THE INPUT: Begin
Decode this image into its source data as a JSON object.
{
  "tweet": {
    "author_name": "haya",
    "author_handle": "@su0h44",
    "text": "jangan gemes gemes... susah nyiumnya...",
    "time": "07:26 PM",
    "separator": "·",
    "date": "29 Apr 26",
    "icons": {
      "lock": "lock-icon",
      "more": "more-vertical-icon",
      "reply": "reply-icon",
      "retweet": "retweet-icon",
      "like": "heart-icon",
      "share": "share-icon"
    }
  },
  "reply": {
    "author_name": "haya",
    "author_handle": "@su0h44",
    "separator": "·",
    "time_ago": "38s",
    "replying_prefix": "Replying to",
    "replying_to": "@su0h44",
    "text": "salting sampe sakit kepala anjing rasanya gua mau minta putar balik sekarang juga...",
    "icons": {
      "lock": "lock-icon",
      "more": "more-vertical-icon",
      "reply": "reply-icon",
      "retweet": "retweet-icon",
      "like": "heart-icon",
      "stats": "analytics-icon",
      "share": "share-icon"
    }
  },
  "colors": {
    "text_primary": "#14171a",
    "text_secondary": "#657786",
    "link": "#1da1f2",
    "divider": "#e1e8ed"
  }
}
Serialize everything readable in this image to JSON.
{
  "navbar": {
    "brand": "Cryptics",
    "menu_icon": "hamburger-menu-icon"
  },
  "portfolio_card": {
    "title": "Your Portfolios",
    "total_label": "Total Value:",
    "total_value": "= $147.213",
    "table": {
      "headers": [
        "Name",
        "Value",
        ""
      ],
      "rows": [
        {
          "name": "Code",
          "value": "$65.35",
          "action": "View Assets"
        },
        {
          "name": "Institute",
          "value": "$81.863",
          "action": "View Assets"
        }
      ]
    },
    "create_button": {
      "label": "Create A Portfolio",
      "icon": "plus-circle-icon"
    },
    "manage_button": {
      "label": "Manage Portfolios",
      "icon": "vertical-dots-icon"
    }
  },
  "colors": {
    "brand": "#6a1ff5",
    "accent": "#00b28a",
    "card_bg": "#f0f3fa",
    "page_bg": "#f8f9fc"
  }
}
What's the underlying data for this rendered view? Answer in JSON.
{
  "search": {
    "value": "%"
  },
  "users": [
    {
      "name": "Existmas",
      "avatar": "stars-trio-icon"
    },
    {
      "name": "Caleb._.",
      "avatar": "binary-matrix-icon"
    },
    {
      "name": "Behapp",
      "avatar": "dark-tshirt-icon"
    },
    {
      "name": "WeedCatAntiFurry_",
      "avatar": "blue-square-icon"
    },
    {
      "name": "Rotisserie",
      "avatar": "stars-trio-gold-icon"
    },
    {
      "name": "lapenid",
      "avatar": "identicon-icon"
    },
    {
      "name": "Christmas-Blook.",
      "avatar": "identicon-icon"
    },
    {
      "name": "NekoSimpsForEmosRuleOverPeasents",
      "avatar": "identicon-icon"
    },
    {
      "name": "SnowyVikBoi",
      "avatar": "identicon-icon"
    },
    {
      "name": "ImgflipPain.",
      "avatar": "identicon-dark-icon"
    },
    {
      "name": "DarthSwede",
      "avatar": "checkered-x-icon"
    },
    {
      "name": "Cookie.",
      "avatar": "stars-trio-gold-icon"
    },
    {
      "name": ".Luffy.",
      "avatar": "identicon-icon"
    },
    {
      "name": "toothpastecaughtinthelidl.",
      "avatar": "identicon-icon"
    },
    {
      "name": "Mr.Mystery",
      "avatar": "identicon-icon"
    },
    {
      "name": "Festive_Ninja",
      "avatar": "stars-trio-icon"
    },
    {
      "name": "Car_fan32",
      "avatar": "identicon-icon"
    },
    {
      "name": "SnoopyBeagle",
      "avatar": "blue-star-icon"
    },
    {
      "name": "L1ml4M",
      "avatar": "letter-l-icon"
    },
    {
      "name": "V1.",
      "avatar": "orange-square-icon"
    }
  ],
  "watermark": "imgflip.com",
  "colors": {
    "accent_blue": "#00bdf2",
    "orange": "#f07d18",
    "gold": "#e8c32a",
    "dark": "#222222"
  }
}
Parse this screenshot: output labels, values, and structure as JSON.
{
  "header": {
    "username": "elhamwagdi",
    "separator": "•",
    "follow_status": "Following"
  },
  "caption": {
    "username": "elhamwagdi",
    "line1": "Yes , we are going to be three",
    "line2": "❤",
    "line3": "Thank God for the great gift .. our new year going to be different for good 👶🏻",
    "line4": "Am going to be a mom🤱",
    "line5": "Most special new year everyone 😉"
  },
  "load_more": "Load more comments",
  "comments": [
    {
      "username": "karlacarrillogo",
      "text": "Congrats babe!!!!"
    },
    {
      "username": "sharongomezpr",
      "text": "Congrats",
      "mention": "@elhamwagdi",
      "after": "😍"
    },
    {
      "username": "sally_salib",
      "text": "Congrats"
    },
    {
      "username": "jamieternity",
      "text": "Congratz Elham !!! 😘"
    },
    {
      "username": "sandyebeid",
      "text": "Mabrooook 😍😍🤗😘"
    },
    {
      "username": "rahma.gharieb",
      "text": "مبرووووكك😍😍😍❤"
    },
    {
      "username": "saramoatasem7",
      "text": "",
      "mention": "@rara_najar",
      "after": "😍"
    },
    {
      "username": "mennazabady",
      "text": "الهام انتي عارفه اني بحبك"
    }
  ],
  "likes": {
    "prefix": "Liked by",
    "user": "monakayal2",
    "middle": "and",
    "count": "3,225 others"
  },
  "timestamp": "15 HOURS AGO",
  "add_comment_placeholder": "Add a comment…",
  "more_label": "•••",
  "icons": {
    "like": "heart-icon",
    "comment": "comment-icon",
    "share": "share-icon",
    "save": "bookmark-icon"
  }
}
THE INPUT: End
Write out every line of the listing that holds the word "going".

    "line1": "Yes , we are going to be three",
    "line3": "Thank God for the great gift .. our new year going to be different for good 👶🏻",
    "line4": "Am going to be a mom🤱",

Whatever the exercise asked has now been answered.